Tuesday, August 26, 2014

New concerns over Iceland volcano

The magma from Iceland's Bardarbunga volcano could be moving towards another large volcanic system.

Data recorded by a team from the University of Cambridge suggests that 50 million cubic metres of molten rock has moved in the last 24 hours.

If it continues on a northern trajectory it could feed into the Askja volcanic system, potentially triggering a large eruption.

Prof Bob White said: 'It's headed straight for it.'

But he cautioned that volcanoes were hard to predict.

'It's moving at about 4km a day towards Askja, and if it keeps going it will get there in a few days,' he told BBC News.

'We know there is a lot of molten rock sitting under the ground beneath Askja, which is a major volcanic system. If this molten rock hits that, we know it is likely to trigger it to erupt.

'But who knows, it may just stop. It is still at 5km-depth, and it is possible it could freeze there and not a lot more will happen. That is perfectly plausible.'

The Cambridge seismology group has been monitoring volcanoes in the area since 2006 with more than 70 seismometers.

'Start Quote

It is a huge amount of magma, creating an enormous subterranean channel of molten rock'

End Quote Prof Simon Redfern University of Cambridge

Over the last 10 days, they have detected large numbers of earthquakes, which have been moving north over a distance of about 40km. They are caused as magma flows beneath the ground, cracking the rocks as it moves.

On Tuesday morning the Bardarbunga volcano was hit by a magnitude 5.7 earthquake, the largest since tremors began in the area last week.

The team estimates that about 350 million cubic metres of magma have moved in this period, which is about twice the amount of molten rock that was blasted into the air during Iceland's Eyjafjallajokull eruption in 2010.

Prof Simon Redfern, an earth scientist from the University of Cambridge, said: 'It is a huge amount of magma, creating an enormous subterranean channel of molten rock.'

He said that the dyke - the underground 'plumbing system' that carries the molten rock - could join up with other underground fissures, creating a large network of magma.

Prof White added that several scenarios were possible.

'One is that it erupts under the glacier,' he said.

'That is bad news because this kind of eruption can drive the big ash clouds that can go up 35,000-40,000ft, and that is what happened in 2010 with Eyjafjallajokull.'

However that scenario is looking less likely because the magma is moving beyond the thick ice of the glacier into shallower terrain beyond.

If it erupts in this region, with less ice-cover, it could create 'fire-fountains' - spectacular plumes of lava, which can be dangerous, but carry less ash.
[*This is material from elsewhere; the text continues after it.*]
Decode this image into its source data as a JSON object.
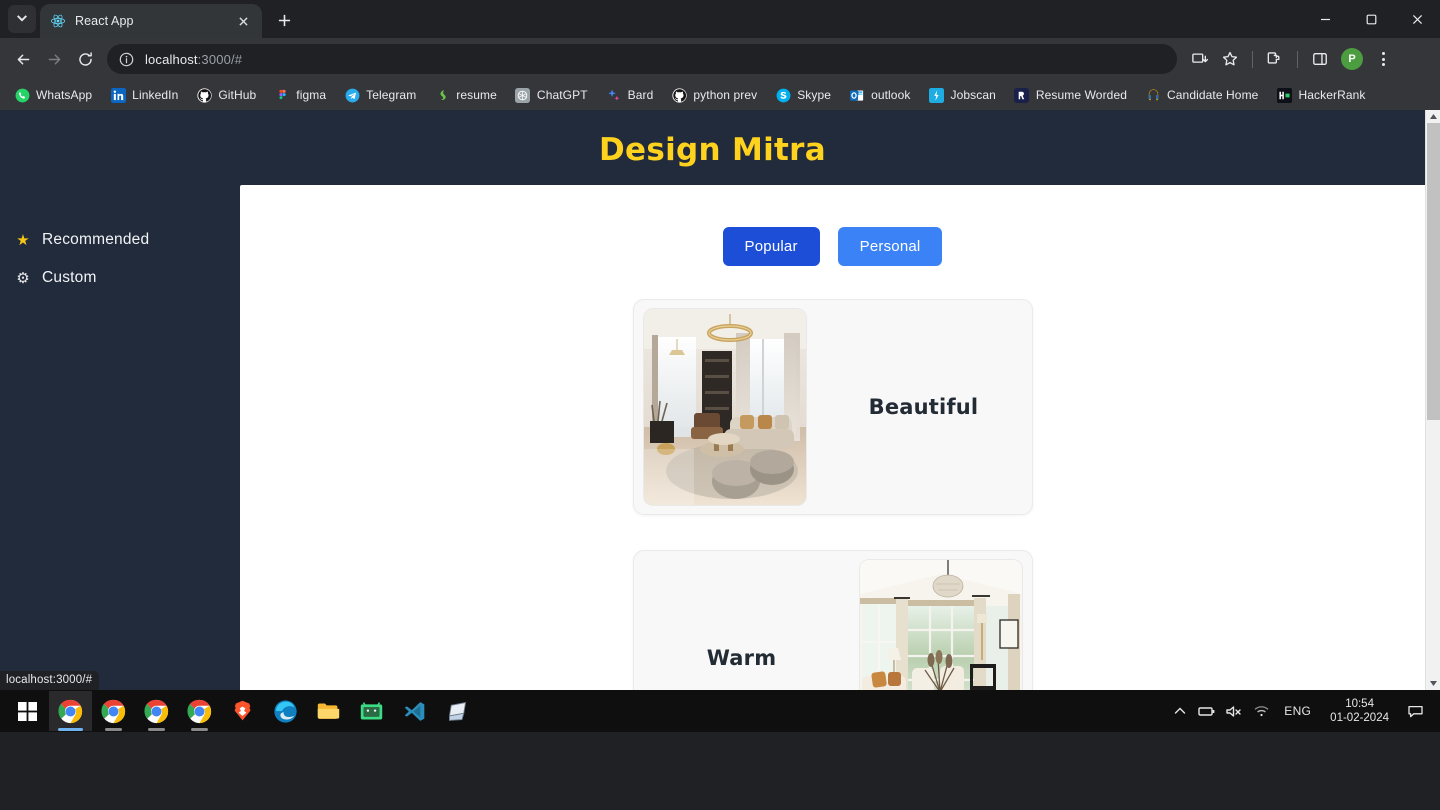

Prof White said: 'The third scenario is that it keeps going north, it keeps feeding molten rock and it hits the Askja system and triggers that - then goodness knows what will happen. It could make a lot of disruptive ash all over Iceland.'

The last time that the Askja volcano had a major eruption was in 1875. The ash-fall caused crops to fail and killed livestock, triggering a wave of migration away from the north east of Iceland.

'Curtain of fire'

Commenting on the team's findings Prof David Rothery, from the Open University, said that while the magma could head for Askja, it may also change its route.

'Magma could be heading along a dyke towards Askja, which last erupted in 1961, or it might bypass it and be injected northwards along a fissure that passes to the east of Askja, where there have been several earthquakes in the past week,' he told BBC News.

'In neither case is an eruption inevitable. Many dykes never reach the surface.

'An eruption along a dyke could be a spectacular affair, beginning as a 'curtain of fire' feeding an expanding lava field. That sort of eruption is most unlikely to produce a column of fine ash that would get high enough to be a hazard to more than a local aviation.

'I would anticipate a bigger problem if an eruption of stored, gas-rich magma were to begin at Bardarbunga itself, but even that would cause major disruption to air travel only if it was powerful enough to reach about 20 km high and if the wind carried the ash southeast over the UK and mainland Europe.'

On Saturday, Iceland raised its level of alert to the aviation industry to red, warning of an imminent eruption, but then lowered it on Sunday to its second-highest level, orange.

Airspace over the site has been closed, but all Icelandic airports currently remain open, authorities say.

The Eyjafjallajokull eruption in April 2010 caused the largest closure of European airspace since World War Two, with losses estimated at between 1.5bn and 2.5bn euros (£1.3bn-2.2bn).

However since the eruption, the Civil Aviation Authority has relaxed its rules to allow planes to fly in areas with a low density of volcanic ash.